Paul fished off the rocks with just a lure the day before we left and came back with 11 herring. So, we had a free lunch that day. It was a fabulous stay, and we’ll certainly go back again one day I hope.

Lucky Bay Beach - paradise

Lucky Bay Beach – paradise

View from annex - what a window!
View from annex – what a window!

Kangaroo on the beach

Kangaroo on the beach

Huge boulders balancing on each other - awesome

Huge boulders balancing on each other – awesome

Albany WA

Albany – lovely as always and cooler than Perth as always. We leave tomorrow after about two weeks. From looking at the weather reports often, Albany has been experiencing peak temperatures from around 5 – 10 degrees cooler than Perth each day. As Perth is still having temperatures in the mid to high 30s, it’s been a welcome change.

I’ve only managed one swim, and Paul two. The southern ocean’s a bit too cool for me.

I can’t say our caravan park is worth much comment, nothing wrong with it, but nothing remarkable either. The location though is certainly worthwhile. This caravan park (Emu Point) and Rose Garden caravan park are both located a spit from the ocean at Emu Point, the eastern end of Middleton Beach. At the other end, also a spit from the ocean is Middleton Beach caravan park. The location of all three parks is worthwhile.

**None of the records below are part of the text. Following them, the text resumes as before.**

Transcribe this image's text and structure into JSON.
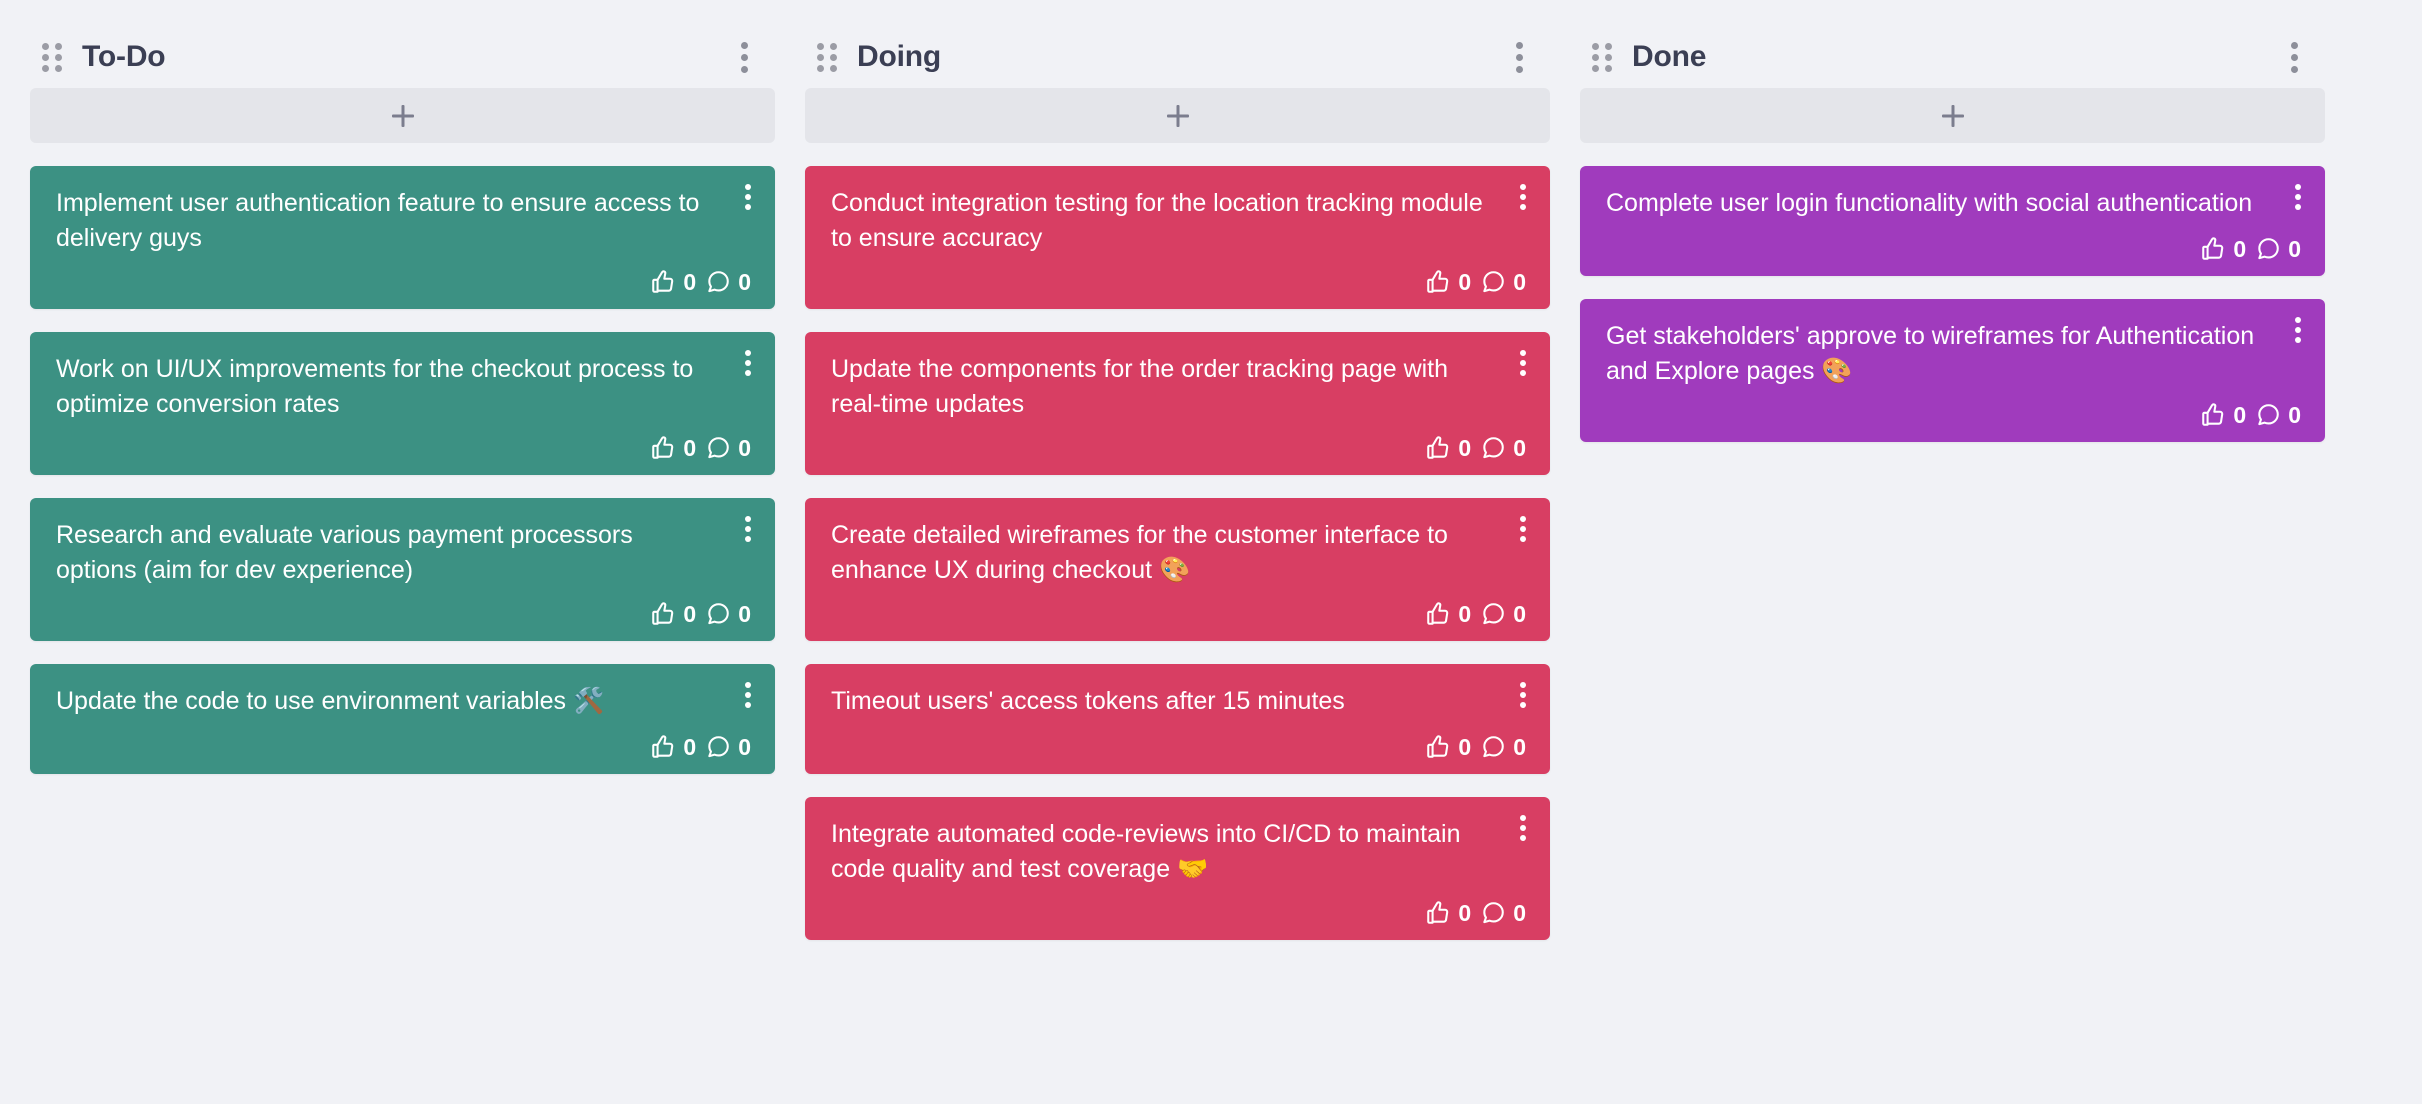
{
  "board": {
    "background_color": "#f1f2f6",
    "add_button_label": "+",
    "add_bar_color": "#e4e5ea"
  },
  "columns": [
    {
      "id": "todo",
      "title": "To-Do",
      "card_color": "#3c9183",
      "drag_handle_icon": "drag-dots-icon",
      "menu_icon": "more-vertical-icon",
      "add_icon": "plus-icon",
      "cards": [
        {
          "text": "Implement user authentication feature to ensure access to delivery guys",
          "likes": "0",
          "comments": "0",
          "like_icon": "thumbs-up-icon",
          "comment_icon": "comment-bubble-icon",
          "menu_icon": "more-vertical-icon"
        },
        {
          "text": "Work on UI/UX improvements for the checkout process to optimize conversion rates",
          "likes": "0",
          "comments": "0",
          "like_icon": "thumbs-up-icon",
          "comment_icon": "comment-bubble-icon",
          "menu_icon": "more-vertical-icon"
        },
        {
          "text": "Research and evaluate various payment processors options (aim for dev experience)",
          "likes": "0",
          "comments": "0",
          "like_icon": "thumbs-up-icon",
          "comment_icon": "comment-bubble-icon",
          "menu_icon": "more-vertical-icon"
        },
        {
          "text": "Update the code to use environment variables 🛠️",
          "likes": "0",
          "comments": "0",
          "like_icon": "thumbs-up-icon",
          "comment_icon": "comment-bubble-icon",
          "menu_icon": "more-vertical-icon"
        }
      ]
    },
    {
      "id": "doing",
      "title": "Doing",
      "card_color": "#d83e63",
      "drag_handle_icon": "drag-dots-icon",
      "menu_icon": "more-vertical-icon",
      "add_icon": "plus-icon",
      "cards": [
        {
          "text": "Conduct integration testing for the location tracking module to ensure accuracy",
          "likes": "0",
          "comments": "0",
          "like_icon": "thumbs-up-icon",
          "comment_icon": "comment-bubble-icon",
          "menu_icon": "more-vertical-icon"
        },
        {
          "text": "Update the components for the order tracking page with real-time updates",
          "likes": "0",
          "comments": "0",
          "like_icon": "thumbs-up-icon",
          "comment_icon": "comment-bubble-icon",
          "menu_icon": "more-vertical-icon"
        },
        {
          "text": "Create detailed wireframes for the customer interface to enhance UX during checkout 🎨",
          "likes": "0",
          "comments": "0",
          "like_icon": "thumbs-up-icon",
          "comment_icon": "comment-bubble-icon",
          "menu_icon": "more-vertical-icon"
        },
        {
          "text": "Timeout users' access tokens after 15 minutes",
          "likes": "0",
          "comments": "0",
          "like_icon": "thumbs-up-icon",
          "comment_icon": "comment-bubble-icon",
          "menu_icon": "more-vertical-icon"
        },
        {
          "text": "Integrate automated code-reviews into CI/CD to maintain code quality and test coverage 🤝",
          "likes": "0",
          "comments": "0",
          "like_icon": "thumbs-up-icon",
          "comment_icon": "comment-bubble-icon",
          "menu_icon": "more-vertical-icon"
        }
      ]
    },
    {
      "id": "done",
      "title": "Done",
      "card_color": "#a03bbd",
      "drag_handle_icon": "drag-dots-icon",
      "menu_icon": "more-vertical-icon",
      "add_icon": "plus-icon",
      "cards": [
        {
          "text": "Complete user login functionality with social authentication",
          "likes": "0",
          "comments": "0",
          "like_icon": "thumbs-up-icon",
          "comment_icon": "comment-bubble-icon",
          "menu_icon": "more-vertical-icon"
        },
        {
          "text": "Get stakeholders' approve to wireframes for Authentication and Explore pages 🎨",
          "likes": "0",
          "comments": "0",
          "like_icon": "thumbs-up-icon",
          "comment_icon": "comment-bubble-icon",
          "menu_icon": "more-vertical-icon"
        }
      ]
    }
  ]
}
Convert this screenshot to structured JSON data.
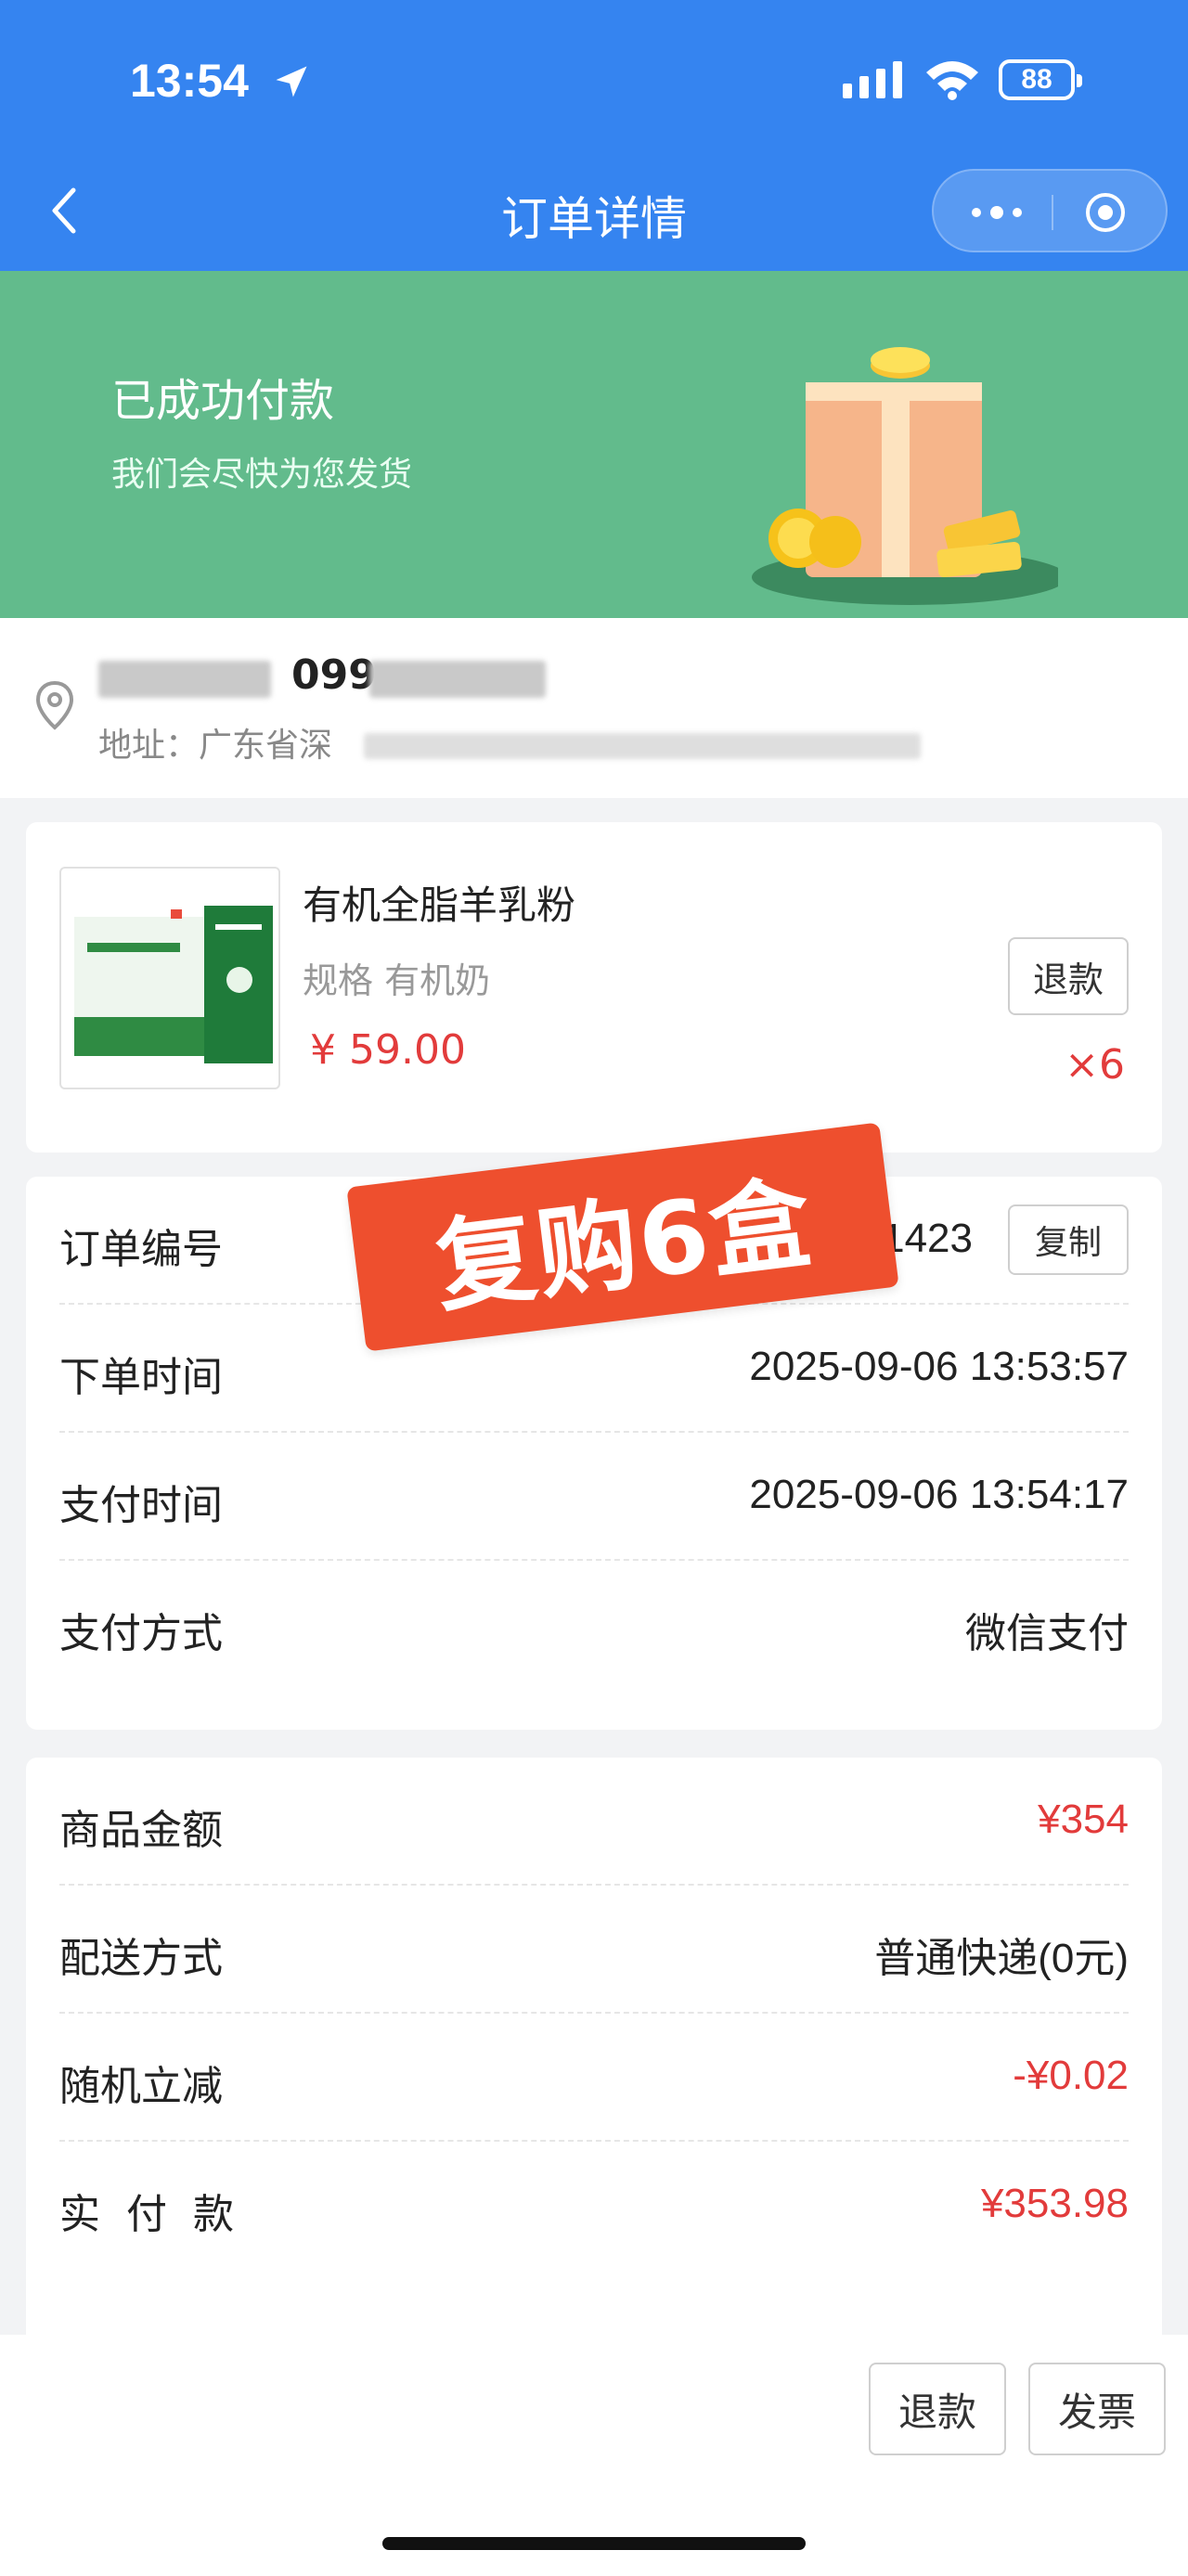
{
  "status_bar": {
    "time": "13:54",
    "battery": "88"
  },
  "nav": {
    "title": "订单详情"
  },
  "banner": {
    "title": "已成功付款",
    "subtitle": "我们会尽快为您发货"
  },
  "address": {
    "name_visible": "099",
    "address_prefix": "地址：广东省深"
  },
  "product": {
    "name": "有机全脂羊乳粉",
    "spec": "规格 有机奶",
    "price": "¥ 59.00",
    "quantity": "×6",
    "refund_label": "退款"
  },
  "stamp_text": "复购6盒",
  "order_info": {
    "rows": [
      {
        "label": "订单编号",
        "value": "61423"
      },
      {
        "label": "下单时间",
        "value": "2025-09-06 13:53:57"
      },
      {
        "label": "支付时间",
        "value": "2025-09-06 13:54:17"
      },
      {
        "label": "支付方式",
        "value": "微信支付"
      }
    ],
    "copy_label": "复制"
  },
  "amounts": {
    "rows": [
      {
        "label": "商品金额",
        "value": "¥354"
      },
      {
        "label": "配送方式",
        "value": "普通快递(0元)"
      },
      {
        "label": "随机立减",
        "value": "-¥0.02"
      },
      {
        "label": "实付款",
        "value": "¥353.98"
      }
    ]
  },
  "bottom_bar": {
    "refund_label": "退款",
    "invoice_label": "发票"
  },
  "colors": {
    "primary": "#3584f0",
    "banner": "#62bb8c",
    "price": "#e23b3b",
    "stamp": "#ee4f2e"
  }
}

Middleton Beach itself overlooks King George Sound, so the view is stunning. The beach is nice and flat with hard packed sand, perfect for walking on, and waves that vary from gently rolling waves to quite strong surf. We’ve done a lot of walking up and down the beach. Flowing into the ocean is the Kalgan River, just a few minutes walk from our caravan park also. So, we’ve had our choice of river banks or beach for walking.

Sunrise over King George Sound, Albany

Sunrise over King George Sound, Albany

Middleton Beach taken from the boardwalk.

Middleton Beach taken from the boardwalk.

The rugged coastline directly beneath the boardwalk.

The rugged coastline directly beneath the boardwalk.

Albany has lots here to occupy any visitor. Although not visited this time as we’ve seen them before, there is the Whale museum, and the natural features of the Gap, The Bridge and the Blow Holes. All worth a look. This visit we made it to the Farmers market on Saturday morning and the Boatshed Market on Sunday morning. The Farmers market is really, really good, but I wouldn’t bother with the Boatshed markets again.

Fabulous fruit and veges to be found at the Farmers market, and unfortunately, the best French bakery – Royale Bakery. Wonderful baguettes, and rye bread, and cinnamon buns, and chocolate croissants….  It was so nice we went into the information bureau to find out where in town they’re located, and made a mid week visit to the shop between Saturday market days. I would certainly recommend a visit to anyone coming down to Albany, but don’t get the Royale Bakery confused with another called, The French Bakehouse. The Royale is on a back street, so you’ll have to seek it out.

Tomorrow we head towards Esperance for a week or so. We haven’t as yet seen Bremer Bay or Hopetoun, so intend to call in to those places. We also intend to re-visit Cape Le Grand National Park. We’ve been there before and had the best of times so we’re going on the promised return visit.